(Website and app data records)
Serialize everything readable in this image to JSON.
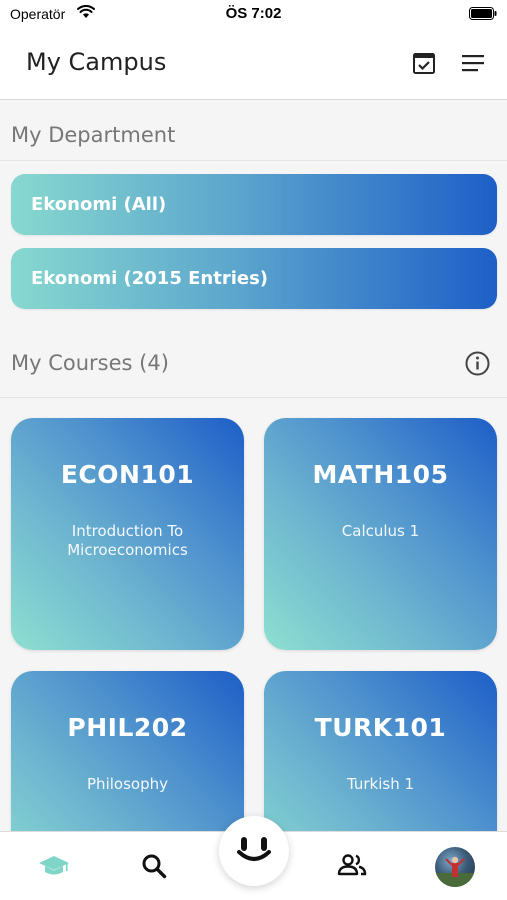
{
  "status_bar": {
    "carrier": "Operatör",
    "time": "ÖS 7:02"
  },
  "header": {
    "title": "My Campus",
    "icons": [
      "calendar-check-icon",
      "menu-icon"
    ]
  },
  "department": {
    "title": "My Department",
    "items": [
      {
        "label": "Ekonomi (All)"
      },
      {
        "label": "Ekonomi (2015 Entries)"
      }
    ]
  },
  "courses": {
    "title": "My Courses (4)",
    "items": [
      {
        "code": "ECON101",
        "name": "Introduction To Microeconomics"
      },
      {
        "code": "MATH105",
        "name": "Calculus 1"
      },
      {
        "code": "PHIL202",
        "name": "Philosophy"
      },
      {
        "code": "TURK101",
        "name": "Turkish 1"
      }
    ]
  },
  "tab_bar": {
    "tabs": [
      "graduation-cap-icon",
      "search-icon",
      "chat-face-icon",
      "people-icon",
      "avatar"
    ],
    "active_color": "#7fd6c8"
  },
  "colors": {
    "gradient_start": "#87d8cf",
    "gradient_end": "#1e5fc7"
  }
}
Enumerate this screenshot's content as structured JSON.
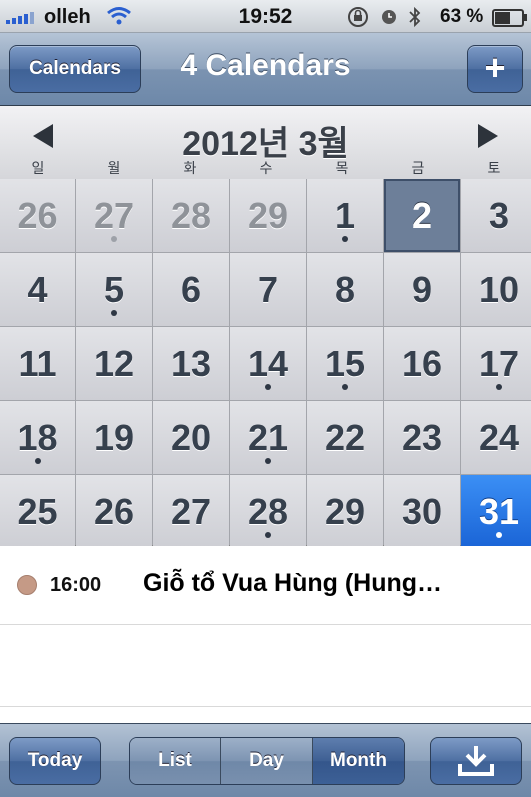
{
  "status_bar": {
    "carrier": "olleh",
    "time": "19:52",
    "battery_percent": "63 %",
    "battery_level": 0.63,
    "icons": [
      "signal-icon",
      "wifi-icon",
      "rotation-lock-icon",
      "alarm-icon",
      "bluetooth-icon",
      "battery-icon"
    ]
  },
  "nav": {
    "calendars_button": "Calendars",
    "title": "4 Calendars",
    "add_button": "+"
  },
  "month": {
    "title": "2012년 3월",
    "weekdays": [
      "일",
      "월",
      "화",
      "수",
      "목",
      "금",
      "토"
    ]
  },
  "days": [
    {
      "label": "26",
      "other_month": true,
      "event": false
    },
    {
      "label": "27",
      "other_month": true,
      "event": true
    },
    {
      "label": "28",
      "other_month": true,
      "event": false
    },
    {
      "label": "29",
      "other_month": true,
      "event": false
    },
    {
      "label": "1",
      "event": true
    },
    {
      "label": "2",
      "event": false,
      "selected": true
    },
    {
      "label": "3",
      "event": false
    },
    {
      "label": "4",
      "event": false
    },
    {
      "label": "5",
      "event": true
    },
    {
      "label": "6",
      "event": false
    },
    {
      "label": "7",
      "event": false
    },
    {
      "label": "8",
      "event": false
    },
    {
      "label": "9",
      "event": false
    },
    {
      "label": "10",
      "event": false
    },
    {
      "label": "11",
      "event": false
    },
    {
      "label": "12",
      "event": false
    },
    {
      "label": "13",
      "event": false
    },
    {
      "label": "14",
      "event": true
    },
    {
      "label": "15",
      "event": true
    },
    {
      "label": "16",
      "event": false
    },
    {
      "label": "17",
      "event": true
    },
    {
      "label": "18",
      "event": true
    },
    {
      "label": "19",
      "event": false
    },
    {
      "label": "20",
      "event": false
    },
    {
      "label": "21",
      "event": true
    },
    {
      "label": "22",
      "event": false
    },
    {
      "label": "23",
      "event": false
    },
    {
      "label": "24",
      "event": false
    },
    {
      "label": "25",
      "event": false
    },
    {
      "label": "26",
      "event": false
    },
    {
      "label": "27",
      "event": false
    },
    {
      "label": "28",
      "event": true
    },
    {
      "label": "29",
      "event": false
    },
    {
      "label": "30",
      "event": false
    },
    {
      "label": "31",
      "event": true,
      "today": true
    }
  ],
  "events": [
    {
      "time": "16:00",
      "title": "Giỗ tổ Vua Hùng (Hung…",
      "color": "#c59a86"
    }
  ],
  "toolbar": {
    "today": "Today",
    "views": [
      "List",
      "Day",
      "Month"
    ],
    "selected_view": "Month",
    "download_icon": "download-icon"
  },
  "colors": {
    "nav_blue": "#6d88a9",
    "today_blue": "#1a64d6",
    "selected_day": "#6d7f99"
  }
}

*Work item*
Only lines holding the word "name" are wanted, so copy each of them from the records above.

*Response to this task*
        "name": "Introduction To Microeconomics"
        "name": "Calculus 1"
        "name": "Philosophy"
        "name": "Turkish 1"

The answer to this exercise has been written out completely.